- [Try it]
Images are to be excluded from the copy, and the records below reproduced word for word.

- [Exercise materials]
┌──

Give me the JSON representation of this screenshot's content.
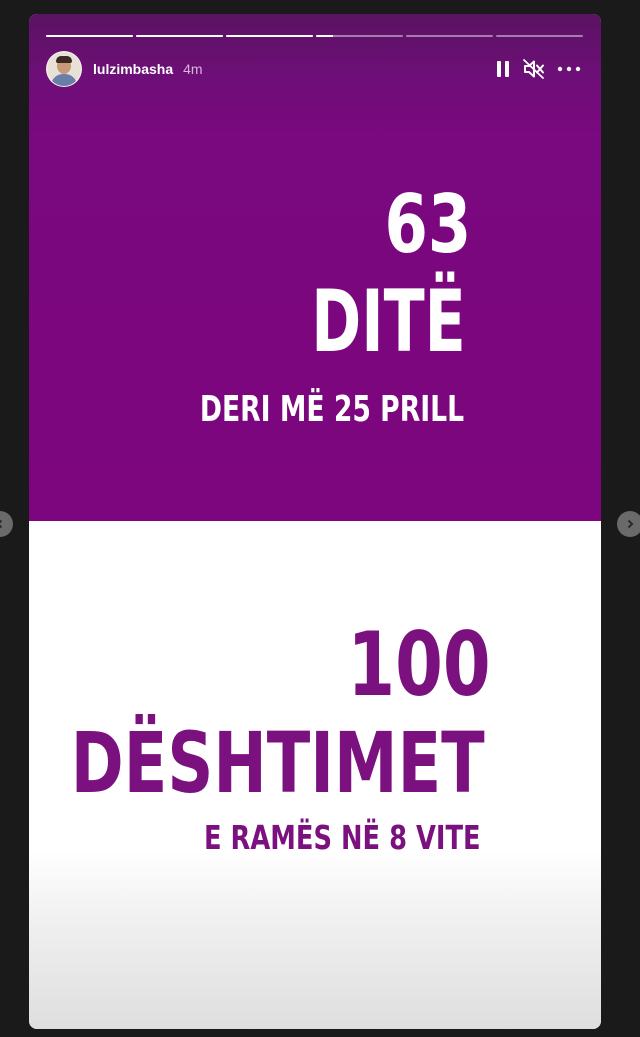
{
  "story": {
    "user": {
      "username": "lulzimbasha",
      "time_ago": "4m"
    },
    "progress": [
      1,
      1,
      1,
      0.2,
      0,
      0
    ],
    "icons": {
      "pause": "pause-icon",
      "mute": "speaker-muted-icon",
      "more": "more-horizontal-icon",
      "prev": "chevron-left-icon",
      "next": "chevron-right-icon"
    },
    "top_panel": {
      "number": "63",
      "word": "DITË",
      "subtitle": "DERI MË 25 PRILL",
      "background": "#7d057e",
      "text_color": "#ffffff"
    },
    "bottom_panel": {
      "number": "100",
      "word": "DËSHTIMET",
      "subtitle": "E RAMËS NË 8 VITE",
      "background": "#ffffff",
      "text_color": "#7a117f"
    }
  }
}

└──

- [Answer to this problem]
Give me the JSON representation of this screenshot's content.
{
  "story": {
    "user": {
      "username": "lulzimbasha",
      "time_ago": "4m"
    },
    "progress": [
      1,
      1,
      1,
      0.2,
      0,
      0
    ],
    "icons": {
      "pause": "pause-icon",
      "mute": "speaker-muted-icon",
      "more": "more-horizontal-icon",
      "prev": "chevron-left-icon",
      "next": "chevron-right-icon"
    },
    "top_panel": {
      "number": "63",
      "word": "DITË",
      "subtitle": "DERI MË 25 PRILL",
      "background": "#7d057e",
      "text_color": "#ffffff"
    },
    "bottom_panel": {
      "number": "100",
      "word": "DËSHTIMET",
      "subtitle": "E RAMËS NË 8 VITE",
      "background": "#ffffff",
      "text_color": "#7a117f"
    }
  }
}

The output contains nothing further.